    We cannot subscribe to the belief that pedophiles, whose sexual constitution is probably as archaic as homosexual or heterosexual orientation, are doomed by their sexuality to become lepers and untouchables. There must be a better way. Pedophiles can be identified in adolescence, and they should be treated then with love and respect, and counseled as to how to sublimate their sexual desires. Love itself is the great healer, and there have been many pedophiles who have outgrown antisocial behavior by sticking to one love-object until he/she comes of age. Revisiting the stories of Dante and Beatrice, Ruskin and Rose la Touche, André Gide and Marc Allégret, etc., in this perspective would be a valuable research project (as in the writings of James Kincaid).
    American puritans, however, have only one concern when considering such cases: did any sexual intimacy occur before the age of consent? Of course an even more radical technique is to affect utter scorn for such historical or literary references. The hang-’em-high brigade refuse as a diabolical temptation any invitation to think of pedophiles as human beings rather than potential offenders. One ‘Christian’ group targeted young gay couples and offered the junior members money to denounce their partners for having had sex with them before they came of age. This is rather like the mentality of the Pharisees who were more concerned with the Sabbath being broken than with the healing of the leper or the blind man. It is of course not concerned with any genuine care for the young, for it will gladly destroy the achieved happiness of all parties in order to get a scalp, on the premiss that all criminal prosecutions send a wholesome ideological message. The SNAP mentality is often not far from this.

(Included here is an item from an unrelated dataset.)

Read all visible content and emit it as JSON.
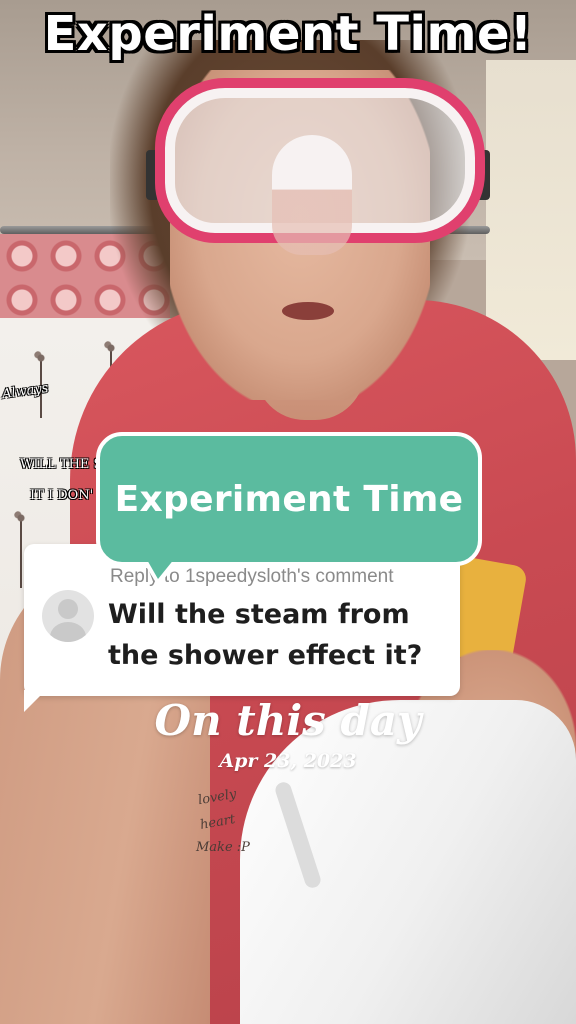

Join the Discussion

Keep the following in mind when writing a comment

  • Your comment must include your full name, and email. (email will not be published). You may be contacted by email, and it is possible you might be requested to supply your postal address to verify your identity.
  • Be respectful. Do not attack the writer. Take on the idea, not the messenger. Comments containing vulgarities, personalised insults, slanders or accusations shall be deleted.
  • Keep to the point. Deliberate digressions don't aid the discussion.
  • Including multiple links or coding in your comment will increase the chances of it being automati cally marked as spam.
  • Posts that are merely links to other sites or lengthy quotes may not be published.
  • Brevity. Like homilies keep you comments as short as possible; continued repetitions of a point over various threads will not be published.
  • The decision to publish or not publish a comment is made by the site editor. It will not be possible to reply individually to those whose comments are not published.